▸ Directions
Using the data below, show every line where the word "letter" occurs.
(Data for this exercise)
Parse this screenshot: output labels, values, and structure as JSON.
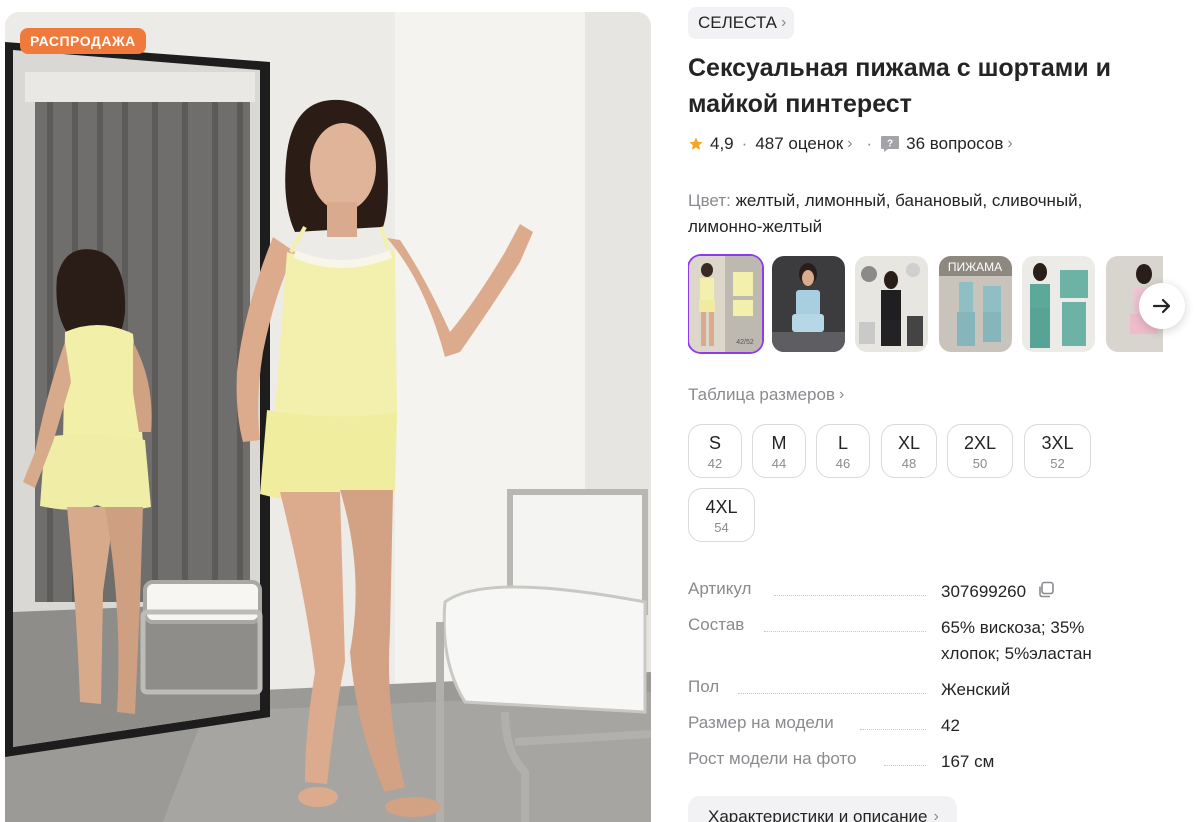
{
  "badge": "РАСПРОДАЖА",
  "brand": {
    "name": "СЕЛЕСТА"
  },
  "product": {
    "title": "Сексуальная пижама с шортами и майкой пинтерест"
  },
  "rating": {
    "score": "4,9",
    "reviews": "487 оценок",
    "questions": "36 вопросов"
  },
  "color": {
    "label": "Цвет:",
    "value": "желтый, лимонный, банановый, сливочный, лимонно-желтый"
  },
  "thumbnail_text": "ПИЖАМА",
  "thumbnail_size": "42/52",
  "size_table": "Таблица размеров",
  "sizes": [
    {
      "letter": "S",
      "num": "42"
    },
    {
      "letter": "M",
      "num": "44"
    },
    {
      "letter": "L",
      "num": "46"
    },
    {
      "letter": "XL",
      "num": "48"
    },
    {
      "letter": "2XL",
      "num": "50"
    },
    {
      "letter": "3XL",
      "num": "52"
    },
    {
      "letter": "4XL",
      "num": "54"
    }
  ],
  "specs": [
    {
      "key": "Артикул",
      "value": "307699260"
    },
    {
      "key": "Состав",
      "value": "65% вискоза; 35% хлопок; 5%эластан"
    },
    {
      "key": "Пол",
      "value": "Женский"
    },
    {
      "key": "Размер на модели",
      "value": "42"
    },
    {
      "key": "Рост модели на фото",
      "value": "167 см"
    }
  ],
  "description_button": "Характеристики и описание",
  "colors": {
    "badge": "#f07a3c",
    "selected": "#8e3bf0",
    "star": "#f5a623",
    "muted": "#8a8a8f"
  }
}
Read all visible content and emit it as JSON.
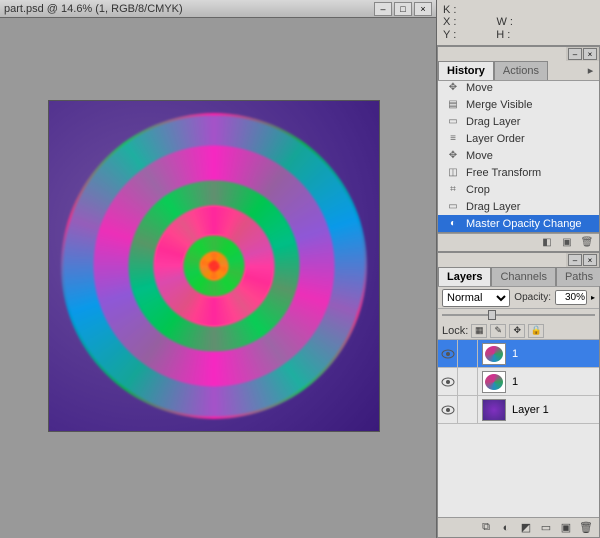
{
  "document": {
    "title": "part.psd @ 14.6% (1, RGB/8/CMYK)"
  },
  "info": {
    "k_label": "K :",
    "x_label": "X :",
    "y_label": "Y :",
    "w_label": "W :",
    "h_label": "H :"
  },
  "history": {
    "tab_label": "History",
    "actions_tab": "Actions",
    "items": [
      {
        "icon": "move",
        "label": "Move"
      },
      {
        "icon": "merge",
        "label": "Merge Visible"
      },
      {
        "icon": "drag",
        "label": "Drag Layer"
      },
      {
        "icon": "order",
        "label": "Layer Order"
      },
      {
        "icon": "move",
        "label": "Move"
      },
      {
        "icon": "transform",
        "label": "Free Transform"
      },
      {
        "icon": "crop",
        "label": "Crop"
      },
      {
        "icon": "drag",
        "label": "Drag Layer"
      },
      {
        "icon": "opacity",
        "label": "Master Opacity Change"
      }
    ],
    "selected": 8
  },
  "layers": {
    "tab_label": "Layers",
    "channels_tab": "Channels",
    "paths_tab": "Paths",
    "blend_modes": [
      "Normal"
    ],
    "blend_selected": "Normal",
    "opacity_label": "Opacity:",
    "opacity_value": "30%",
    "lock_label": "Lock:",
    "items": [
      {
        "name": "1",
        "thumb": "swirl",
        "selected": true
      },
      {
        "name": "1",
        "thumb": "swirl",
        "selected": false
      },
      {
        "name": "Layer 1",
        "thumb": "solid",
        "selected": false
      }
    ]
  }
}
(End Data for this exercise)
▸ Exercise response
      "letter": "S",
      "letter": "M",
      "letter": "L",
      "letter": "XL",
      "letter": "2XL",
      "letter": "3XL",
      "letter": "4XL",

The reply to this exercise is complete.